Since price fluctuations are the major problems in our pricing regime, I have proposed a price smoothing scheme which can accommodate volatilities arising from crude oil prices. This scheme is advantageous for different reasons. It checks the effects of volatility of crude prices and stabilizes domestic prices within a defined band, helps with planning by businesses and is more transparent. The stages of the proposed scheme are stated as follows:

i. Set maximum band of spot prices of crude

ii. Estimate long-run futures prices of crude based on moving averages of past futures prices.

iii. Pricing should be based on futures prices when spot prices are below the maximum band.

iv. The difference between the futures and spot prices should be saved (Differential market price). A fund should be created for this savings.

v. When spot prices are at the maximum band, pricing should be based on spot prices.

vi. If spot price increases beyond its maximum band, pricing should be based on the maximum band and the deficit financed from the savings of the Differential market price.

vii. When spot prices are higher than futures prices but below the maximum band, then pricing should be based on spot prices in order to avoid losses. This proposal is worth the consideration of the National Petroleum Authority.
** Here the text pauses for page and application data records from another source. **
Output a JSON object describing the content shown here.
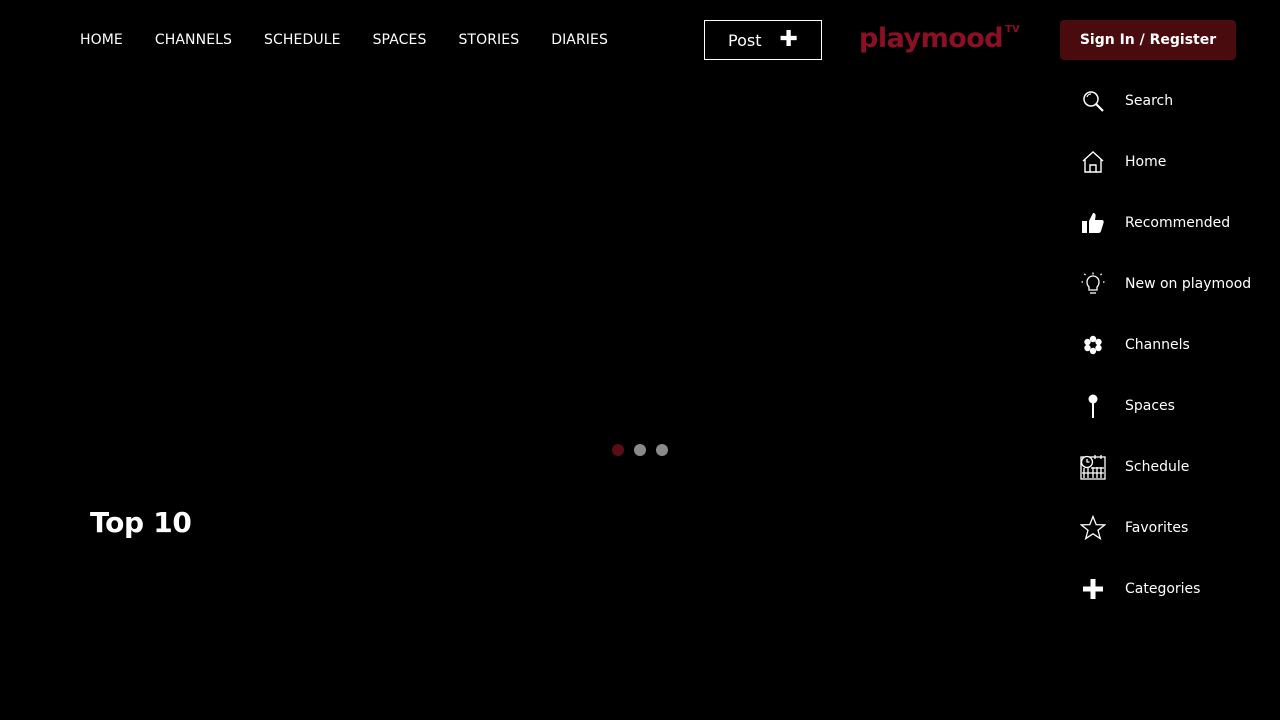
{
  "nav": {
    "items": [
      "HOME",
      "CHANNELS",
      "SCHEDULE",
      "SPACES",
      "STORIES",
      "DIARIES"
    ]
  },
  "post_button": {
    "label": "Post"
  },
  "logo": {
    "text": "playmood",
    "superscript": "TV"
  },
  "auth": {
    "signin_label": "Sign In / Register"
  },
  "sidemenu": {
    "items": [
      {
        "label": "Search",
        "icon": "search-icon"
      },
      {
        "label": "Home",
        "icon": "home-icon"
      },
      {
        "label": "Recommended",
        "icon": "thumbs-up-icon"
      },
      {
        "label": "New on playmood",
        "icon": "lightbulb-icon"
      },
      {
        "label": "Channels",
        "icon": "snowflake-icon"
      },
      {
        "label": "Spaces",
        "icon": "pin-icon"
      },
      {
        "label": "Schedule",
        "icon": "calendar-clock-icon"
      },
      {
        "label": "Favorites",
        "icon": "star-icon"
      },
      {
        "label": "Categories",
        "icon": "plus-icon"
      }
    ]
  },
  "carousel": {
    "slide_count": 3,
    "active_index": 0,
    "active_color": "#5a0d14",
    "inactive_color": "#8a8a8a"
  },
  "section": {
    "title": "Top 10"
  },
  "colors": {
    "background": "#000000",
    "brand": "#8b1023",
    "signin_bg": "#4a0b0f"
  }
}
The debate over petroleum product pricing is endless as far as the country has no control over the global oil market. Confidence building in the pricing regime is however very key to ensure public acceptance of the prices. Both the NPA and Government must realize that it does not serve the country any good purpose if the formula for pricing petroleum products is shrouded in secrecy and in technical jargons. Ghanaians deserve to know the truth and it should be simplified to our understanding. It is also important for customers and the general Ghanaian population to know that ‘cheap’ petroleum prices are not sustainable under current global oil market circumstances. We will not even have the privilege of our emerging status as an oil producing nation to buy cheap petroleum products since the world oil market is highly integrated. We therefore need to moderate our expectations of the oil find. We should also know that the pressure we put on politicians to undermine fundamentals of the petroleum sector is recipe for national economic disaster. Even though some amount of political considerations are necessary for implementing energy reforms and price determination, economics should be the leading factor if Ghana is to manage the petroleum sector more efficiently.